But this self-made course is not loose from challenges either, he confesses, and adaptation tops the list. Having classes away from a home kitchen means using the local tools and ingredients available in the particular country, which may not lead to the same results as the original product.

“People want to see exactly what’s on my Instagram and I tell them that it requires this whole list of ingredients and tools, but they only have half the tools and not the same ingredients. I’m going to do my best to make it happen but it’s not easy,” he says.

“You might not be the next superstar, but nobody needs to be a superstar; you just need to be happy in your life and find what gets you there.”

“I think that’s why adaptation is one of the qualities of a good pastry chef – you have to adapt to the people, the students, the ingredients, and the tools in front of you to meet people’s expectations.”

Tough as it may be, Amaury believes it gets easier with every class he teaches, if he keeps his eyes set on the prize.

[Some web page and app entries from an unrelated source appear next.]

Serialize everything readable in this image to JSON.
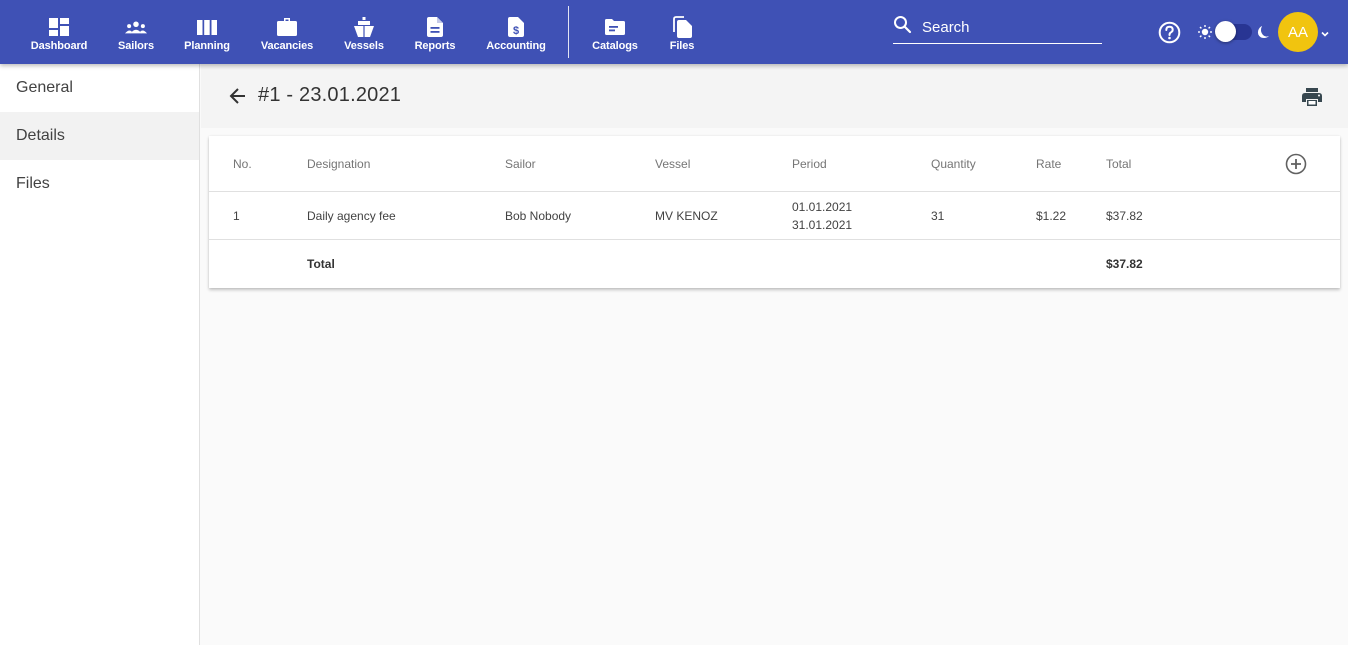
{
  "nav": {
    "items": [
      {
        "label": "Dashboard",
        "icon": "dashboard-icon"
      },
      {
        "label": "Sailors",
        "icon": "people-icon"
      },
      {
        "label": "Planning",
        "icon": "columns-icon"
      },
      {
        "label": "Vacancies",
        "icon": "briefcase-icon"
      },
      {
        "label": "Vessels",
        "icon": "ship-icon"
      },
      {
        "label": "Reports",
        "icon": "document-icon"
      },
      {
        "label": "Accounting",
        "icon": "invoice-dollar-icon"
      },
      {
        "label": "Catalogs",
        "icon": "folder-icon"
      },
      {
        "label": "Files",
        "icon": "files-icon"
      }
    ],
    "search_placeholder": "Search",
    "avatar_initials": "AA",
    "theme_toggle": "light"
  },
  "colors": {
    "primary": "#3f51b5",
    "avatar": "#f1c40f",
    "toggle_track": "#283593"
  },
  "sidebar": {
    "items": [
      {
        "label": "General",
        "active": false
      },
      {
        "label": "Details",
        "active": true
      },
      {
        "label": "Files",
        "active": false
      }
    ]
  },
  "page": {
    "title": "#1 - 23.01.2021"
  },
  "table": {
    "columns": [
      "No.",
      "Designation",
      "Sailor",
      "Vessel",
      "Period",
      "Quantity",
      "Rate",
      "Total"
    ],
    "rows": [
      {
        "no": "1",
        "designation": "Daily agency fee",
        "sailor": "Bob Nobody",
        "vessel": "MV KENOZ",
        "period_start": "01.01.2021",
        "period_end": "31.01.2021",
        "quantity": "31",
        "rate": "$1.22",
        "total": "$37.82"
      }
    ],
    "footer": {
      "label": "Total",
      "total": "$37.82"
    }
  }
}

On that note, the young instructor shares a piece of advice, “I always tell my students that people will not hand you things. You have to sacrifice a lot and work hard. But if you have a goal and you work hard for it, you will reach it.”

“You might not be the next superstar, but nobody needs to be a superstar; you just need to be happy in your life and find what gets you there.”

As for those who aspire to make a name in the industry, he believes the key is to be yourself.

“It’s easy to see great designs from other chefs and think, ‘Oh wow that’s what I want to do’ but if you do that, you’ll never be who you are; you’ll always be a copycat. So grab the recipe, know the process, understand the way cakes are built, but do your own version of it.”

In other words, find your own language – he did.

Follow Amaury Guichon on Facebook (@amaury.pastry) and Instagram (@amauryguichon) to see more of his creations.

For more information on Master Class or other pastry courses, check out the official website of the Academy of Pastry Arts Malaysia here.

Photography, videography and art direction: Gan Yew Chin